There are many current and past people; however, in my early ministry, I especially remember James Fenhagen, a scholar who wrote then well-known books like More Than Wanderers.
Other people in the environmental movement also inspire me, including Bob Brown and fellow blockaders of The Franklin River in 1982. When I was flooded out and couldn’t continue down the Franklin River, I ended up organising a birthday party outside the walls of the Hobart prison for David Bellamy, who was a British environmental activist. Local people who are active in their own areas always inspire me.
What are the primary strengths of the church and what is the best way to make the most of these for the benefit of our communities?
The primary strength of the church is that it is full of faithful people. The best way to make the most of this strength is to support them in making a difference.
What are the challenges currently faced by the Church and what can be done to overcome these?
One of the challenges is disengagement from the institution of the church. Another is to help people who are interested in church by taking one step at a time to become more actively involved and explore their faith to connect to the real issues of today.
What are your New Year resolutions?
I never have them because I won’t keep them.
What do you do in your free time to recharge and relax?
I used to kayak, but have not done that for a while. I enjoy reading murder mysteries. My wife and I also enjoy educational travel – when we visit a place we find out about the history, natural history and culture of where we visit. We have travelled to France, and more recently to Spain and Portugal. Decades ago I also led a scientific study of the Simpson Desert.
What is your favourite book and why?

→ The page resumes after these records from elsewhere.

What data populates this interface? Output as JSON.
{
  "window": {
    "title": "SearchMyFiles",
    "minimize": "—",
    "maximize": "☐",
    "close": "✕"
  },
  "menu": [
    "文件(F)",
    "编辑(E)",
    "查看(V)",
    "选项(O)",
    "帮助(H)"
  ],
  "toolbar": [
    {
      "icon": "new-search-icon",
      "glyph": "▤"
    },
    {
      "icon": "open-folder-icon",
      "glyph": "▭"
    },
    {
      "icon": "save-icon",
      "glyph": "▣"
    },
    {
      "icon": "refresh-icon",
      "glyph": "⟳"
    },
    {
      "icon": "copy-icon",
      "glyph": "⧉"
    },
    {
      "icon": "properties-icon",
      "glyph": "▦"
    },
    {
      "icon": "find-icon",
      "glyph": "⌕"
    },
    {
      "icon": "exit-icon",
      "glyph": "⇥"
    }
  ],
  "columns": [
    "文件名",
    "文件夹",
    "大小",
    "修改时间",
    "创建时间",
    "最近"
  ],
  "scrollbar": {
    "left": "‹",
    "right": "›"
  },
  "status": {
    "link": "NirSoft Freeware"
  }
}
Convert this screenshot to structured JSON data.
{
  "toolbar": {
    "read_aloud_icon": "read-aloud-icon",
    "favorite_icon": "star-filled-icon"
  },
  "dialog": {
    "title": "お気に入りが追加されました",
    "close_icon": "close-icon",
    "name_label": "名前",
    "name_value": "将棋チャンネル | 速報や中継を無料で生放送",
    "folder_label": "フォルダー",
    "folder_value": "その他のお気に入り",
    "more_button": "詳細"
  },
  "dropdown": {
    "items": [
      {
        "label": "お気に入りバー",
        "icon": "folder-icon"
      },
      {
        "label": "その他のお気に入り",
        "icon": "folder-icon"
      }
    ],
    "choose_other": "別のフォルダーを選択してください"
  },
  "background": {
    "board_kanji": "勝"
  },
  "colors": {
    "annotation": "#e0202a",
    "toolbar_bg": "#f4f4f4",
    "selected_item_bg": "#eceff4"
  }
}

I don’t have a favourite book, but my favourite genres are murder mysteries and historical scientific questions of the past, such as Longitude.
What is your favourite travel destination and why?
The Pyrenees are my favourite destination because of the beauty of the pace, the Basque traditions, the food and being near Marie-Claire’s extended family.Jump to next article